So, that’s how I’m thinking about approaching it at least. CTS, I hope that this description has helped you think about your workflow at least somewhat, and I look forward to hearing about your notecard system! :slight_smile:

notecards, etc.
Thanks for replying. I was using notecards mostly as a metaphor – I sometimes use them when I’m really stuck with organization, but usually have a more rough-and-ready system.

My archaic system as of last year: I had printed copies of just about everything: Notes from books (on legal pads), pdfs, transcripts of interviews. I’d number the pages of those and give each document an identifying letter. Then, again on paper, I’d do a rough outline, using a code "A32: quote on effects of plan: ‘they were incred.’] I sometimes would literally use scissors when I had second thoughts about organization. I was overwhelmed with paper.

Now I basically do what you do, but just with Eaglefiler and Word. I use EF both for documents and for smaller snippets. (Aside from tags, I use internal tags like “@goodgeneralquote” or “@07041776”) I then pull the stuff I want to use into a Word outline. I don’t use index-card sized notes in EF but tend to have, say, one longish RTF note per interviewee, or per academic article. I use Skim for pdfs.

I still print some stuff out, if I get sick of staring at a screen, and just for variety, and I will do multiple iterations of the outline. (And also do some outlining by hand.)

I’m sure OmniOutliner is better than Word’s outliner, but I like the idea of minimizing software (and cost). Feel free to tell me it’s absolutely worth the $80 or whatever.

By the way, check out this picture (scroll down): http://www.danbaum.com/Nine_Lives/Margaret.html

What I’m looking for his a program that would do that for me. (Or an assistant to do that for me!) I suspect the task is difficult regardless of software – or even whether you use a computer.

Thanks for the insight!

As for OmniOutliner, check your Applications folder; the standard version has been bundled with new Macs for a long time (I’m assuming they still do? My latest Mac is from early 2006). Regardless, I’d give it a try… for me at least, it’s one my all-time favorite Mac apps.

Closest thing I can think of is software-wise is Curio, but if you value being able to see everything at once, I think we’re still stuck with paper for achieving that ‘big board’ look.

index cards
Check out this forum in Curio – right on point. (My problem with Scrivener’s notecards is that they are more like section headings – too big.

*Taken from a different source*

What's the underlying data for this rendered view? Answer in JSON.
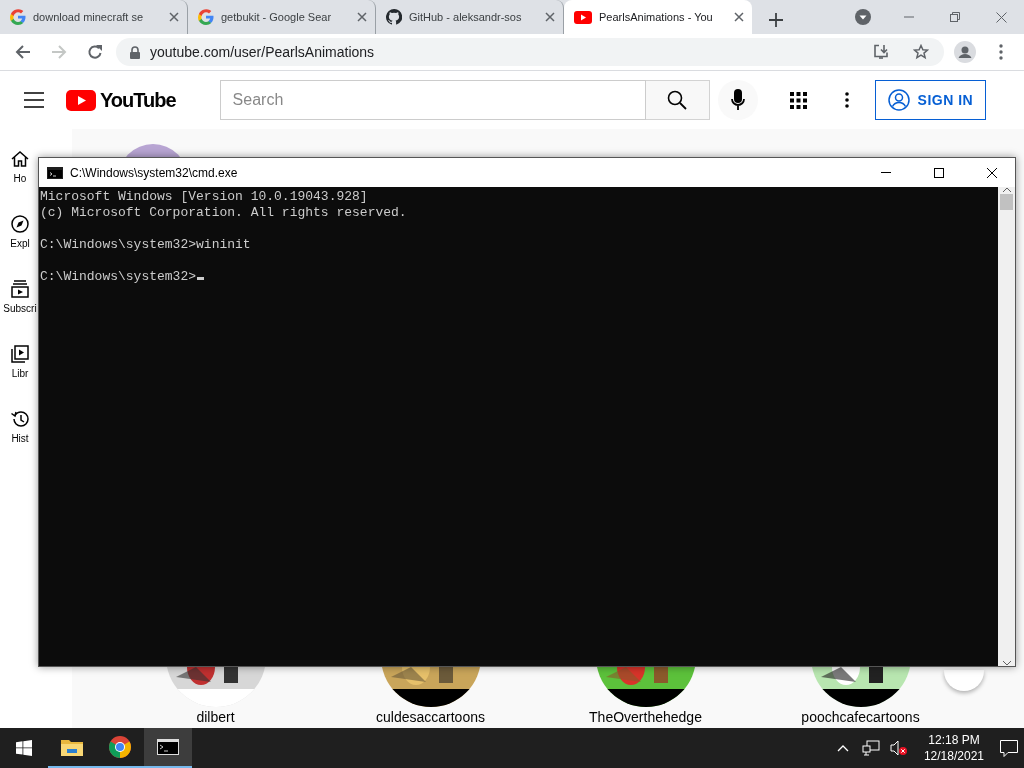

I like the idea of manipulable info-nuggets, which would force the writer to boil down thoughts.)


No Omnioutliner on my '07 aluminum iMac …

Question about metadata
I’m experimenting with EF in my research workflow, which is mainly based on pdfs and pdf images. I’ve been storing content with Papers for some time, but I don’t like its closed model for tagging, and based on Michael’s commentary over at the OpenMeta community site I can see why they wouldn’t necessarily see OpenMeta as a viable way to get to open tagging, since in some real sense ‘open’ tagging doesn’t exist yet.

So as an ex-Papers user, I’m looking for research journal sorts of simple metadata management. To this end, I’m using the Title field for the paper title, and the From field for a minimal bibliographical reference (“The Historical Journal, Vol. 10, No. 1. (1967), pp. 89-105”). Tagging is fabulous (the reason I’m considering switching from Papers) and search is also excellent. But I’m also using Bookends in order to in effect extent EF’s bibliographical metadata—as I crank a paper into EF I move it into Bookends also, only for bibliography, and paste a Bookends entry URL for the work back into the EF Notes field.

What I’m curious about is whether there is a more EF-centric way to do this sort of workflow. I’m not against using two tools—multiple tools is kind of a standard condition of the universe, as far as I’m concerned—but I’m new to EF and want to make sure i’m exploiting it fully.